  216. ^ Anderson, Gillian. A Dream of Ice (The EarthEnd Saga #2). Simon & Schuster. ISBN 9781442395633. Retrieved October 14, 2015.
  217. ^ Anderson, Gillian. The Sound of Seas (The EarthEnd Saga #3). Simon & Schuster. ISBN 9781508229933. Retrieved August 2, 2016.
  218. ^ "BBC Radio 4 – A History of Ideas". BBC. Retrieved February 26, 2016.
  219. ^ "Review: Royal Ballet – Woolf Works – Royal Opera House". May 12, 2015. Retrieved October 14, 2015.
  220. ^ Mellor, Joe (December 21, 2015). "Let's Chris Rea and Get us Home". The London Economic. Archived from the original on December 23, 2015. Retrieved December 23, 2015.
  221. ^ Gillian Anderson, Jennifer Nadel. WE A Manifesto for Women Everywhere. Simon & Schuster. ISBN 9781508214373. Retrieved September 13, 2016.
  222. ^ "The X-Files: Cold Cases". Audible. Retrieved April 13, 2017.
  223. ^ "The X-Files: Stolen Lives". Audible. Retrieved October 18, 2017.
  224. ^ Horti, Samuel (January 30, 2020). "Squadron 42: Everything we know about Star Citizen's singleplayer campaign". PC Gamer. Archived from the original on February 21, 2022. Retrieved February 21, 2022.

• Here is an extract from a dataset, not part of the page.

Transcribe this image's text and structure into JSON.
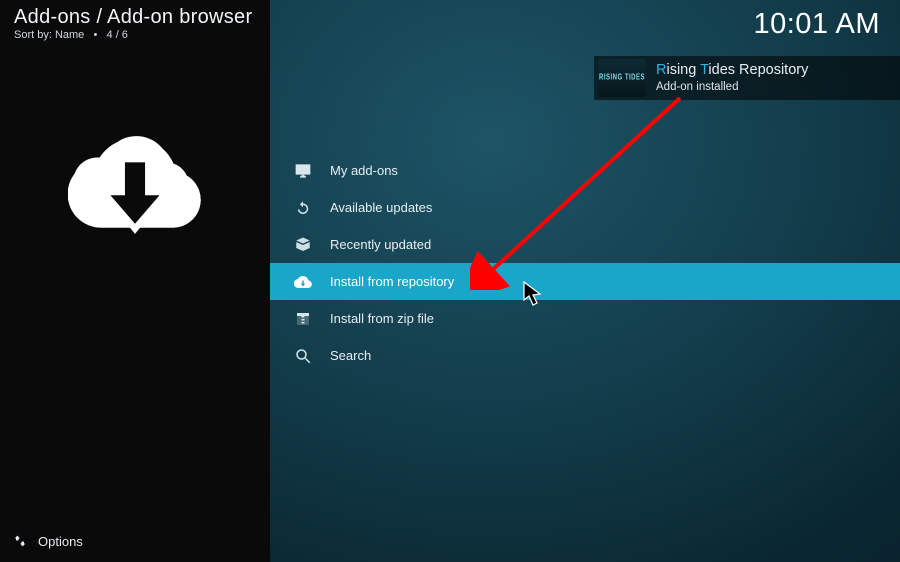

  225. ^ Ryan, Gavin (2011). Australia's Music Charts 1988–2010 (PDF ed.). Mt Martha, Victoria, Australia: Moonlight Publishing. p. 123.
  226. ^ "Official Scottish Singles Sales Chart: 18 May 1997 – 24 May 1997". Official Charts Company. Retrieved August 17, 2022.
  227. ^ "Hal | full Official Chart History". Official Charts Company. Retrieved August 17, 2022.
  228. ^ Bingham, John (March 6, 2009). "Judi Dench and Helen Mirren ranked among powers of theatre". The Daily Telegraph. Archived from the original on January 10, 2022. Retrieved February 27, 2016.
  229. ^ "Gillian Anderson, Jack Gold and Chrissy Bright become Honorary Associates at LFS Annual Show". December 14, 2010. Retrieved October 12, 2015.
  230. ^ "Gillian Anderson OBE City Lit Lifetime Fellowship Award". City Lit. Retrieved September 21, 2022.
  231. ^ "Honorary British awards to foreign nationals – 2016". Government of the United Kingdom. August 11, 2016. Retrieved January 16, 2017.
  232. ^ Turchiano, Danielle (January 8, 2018). "Gillian Anderson Reflects on How 'The X-Files' Launched a Career of Acting, Writing, Directing". Variety. Retrieved January 9, 2018.
  233. ^ "Outstanding Supporting Actress In A Drama Series Nominees / Winners 2021". Television Academy. Retrieved June 11, 2022.

Further reading


Preceded by Host of Masterpiece Classic
Succeeded by